:: WHAT TO DO ::
Write every entry out again exactly, please, and skip the pictures.

:: RECORDED DATA ::

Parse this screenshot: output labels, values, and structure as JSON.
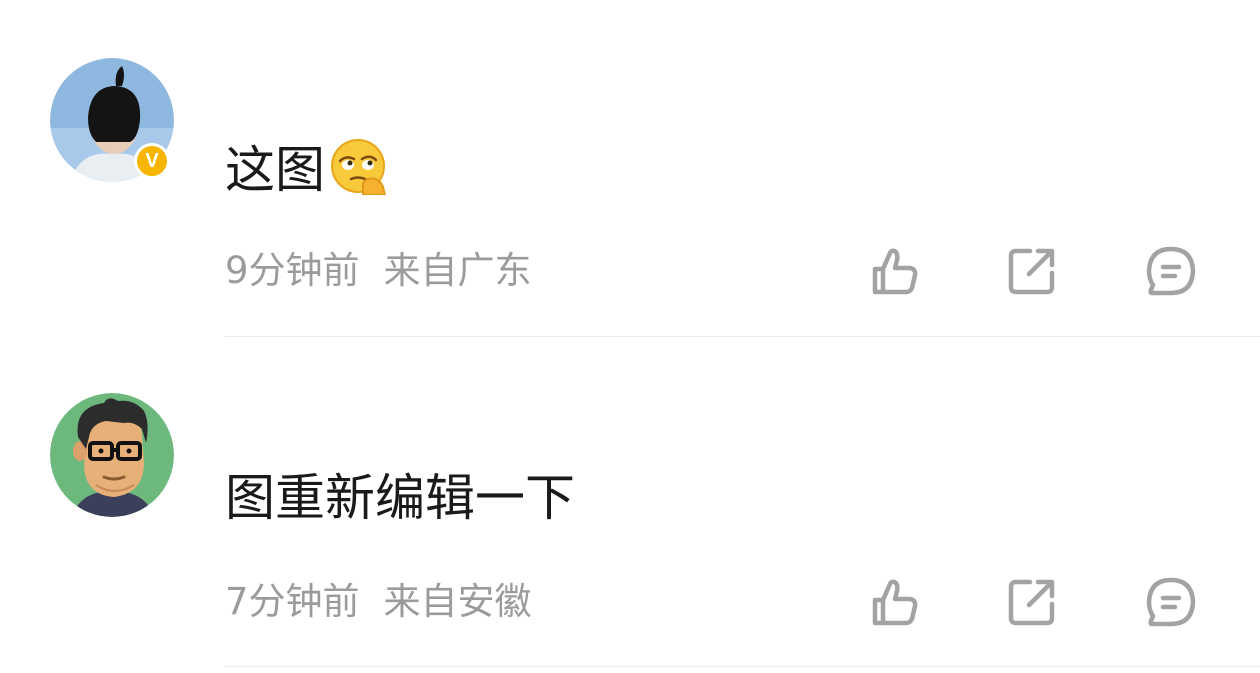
{
  "comments": [
    {
      "text": "这图",
      "emoji": "thinking-eye-roll-emoji",
      "time": "9分钟前",
      "location": "来自广东",
      "verified": true,
      "verified_badge": "V"
    },
    {
      "text": "图重新编辑一下",
      "time": "7分钟前",
      "location": "来自安徽",
      "verified": false
    }
  ],
  "actions": [
    "like-icon",
    "share-icon",
    "reply-icon"
  ],
  "colors": {
    "text": "#1a1a1a",
    "meta": "#9b9b9b",
    "icon": "#a3a3a3",
    "badge": "#f7b500",
    "divider": "#ececec"
  }
}
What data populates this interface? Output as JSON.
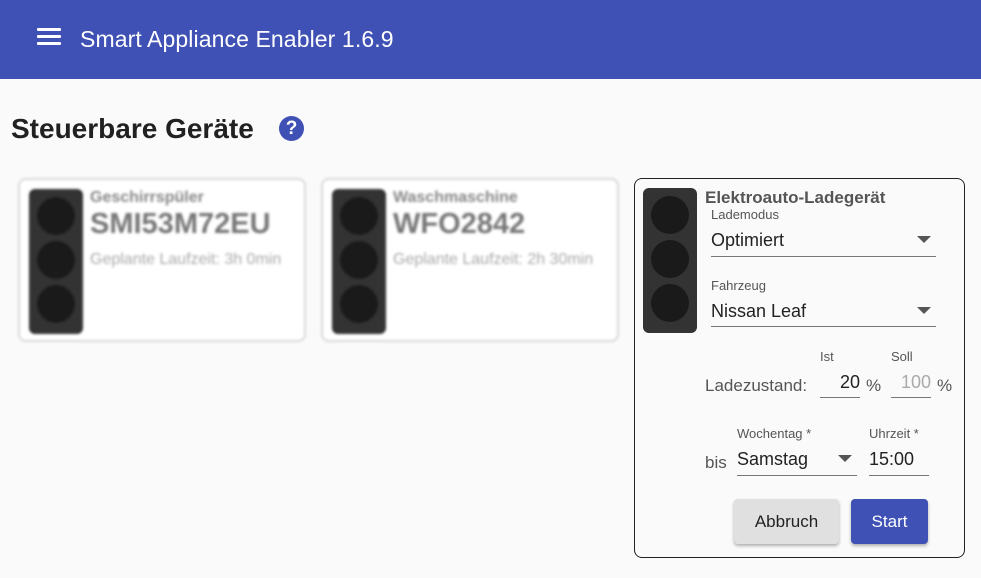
{
  "toolbar": {
    "title": "Smart Appliance Enabler 1.6.9",
    "menu_icon": "hamburger-menu-icon",
    "color": "#3f51b5"
  },
  "page": {
    "title": "Steuerbare Geräte",
    "help_icon": "?"
  },
  "cards": [
    {
      "type": "Geschirrspüler",
      "name": "SMI53M72EU",
      "runtime": "Geplante Laufzeit: 3h 0min"
    },
    {
      "type": "Waschmaschine",
      "name": "WFO2842",
      "runtime": "Geplante Laufzeit: 2h 30min"
    }
  ],
  "ev_card": {
    "title": "Elektroauto-Ladegerät",
    "mode_label": "Lademodus",
    "mode_value": "Optimiert",
    "vehicle_label": "Fahrzeug",
    "vehicle_value": "Nissan Leaf",
    "soc_label": "Ladezustand:",
    "soc_actual_label": "Ist",
    "soc_actual_value": "20",
    "soc_target_label": "Soll",
    "soc_target_placeholder": "100",
    "percent": "%",
    "until_label": "bis",
    "weekday_label": "Wochentag *",
    "weekday_value": "Samstag",
    "time_label": "Uhrzeit *",
    "time_value": "15:00",
    "cancel_label": "Abbruch",
    "start_label": "Start"
  }
}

:: ANSWER BOX ::
Parse this screenshot: output labels, values, and structure as JSON.
{
  "comments": [
    {
      "text": "这图",
      "emoji": "thinking-eye-roll-emoji",
      "time": "9分钟前",
      "location": "来自广东",
      "verified": true,
      "verified_badge": "V"
    },
    {
      "text": "图重新编辑一下",
      "time": "7分钟前",
      "location": "来自安徽",
      "verified": false
    }
  ],
  "actions": [
    "like-icon",
    "share-icon",
    "reply-icon"
  ],
  "colors": {
    "text": "#1a1a1a",
    "meta": "#9b9b9b",
    "icon": "#a3a3a3",
    "badge": "#f7b500",
    "divider": "#ececec"
  }
}
What data populates this interface? Output as JSON.
{
  "toolbar": {
    "title": "Smart Appliance Enabler 1.6.9",
    "menu_icon": "hamburger-menu-icon",
    "color": "#3f51b5"
  },
  "page": {
    "title": "Steuerbare Geräte",
    "help_icon": "?"
  },
  "cards": [
    {
      "type": "Geschirrspüler",
      "name": "SMI53M72EU",
      "runtime": "Geplante Laufzeit: 3h 0min"
    },
    {
      "type": "Waschmaschine",
      "name": "WFO2842",
      "runtime": "Geplante Laufzeit: 2h 30min"
    }
  ],
  "ev_card": {
    "title": "Elektroauto-Ladegerät",
    "mode_label": "Lademodus",
    "mode_value": "Optimiert",
    "vehicle_label": "Fahrzeug",
    "vehicle_value": "Nissan Leaf",
    "soc_label": "Ladezustand:",
    "soc_actual_label": "Ist",
    "soc_actual_value": "20",
    "soc_target_label": "Soll",
    "soc_target_placeholder": "100",
    "percent": "%",
    "until_label": "bis",
    "weekday_label": "Wochentag *",
    "weekday_value": "Samstag",
    "time_label": "Uhrzeit *",
    "time_value": "15:00",
    "cancel_label": "Abbruch",
    "start_label": "Start"
  }
}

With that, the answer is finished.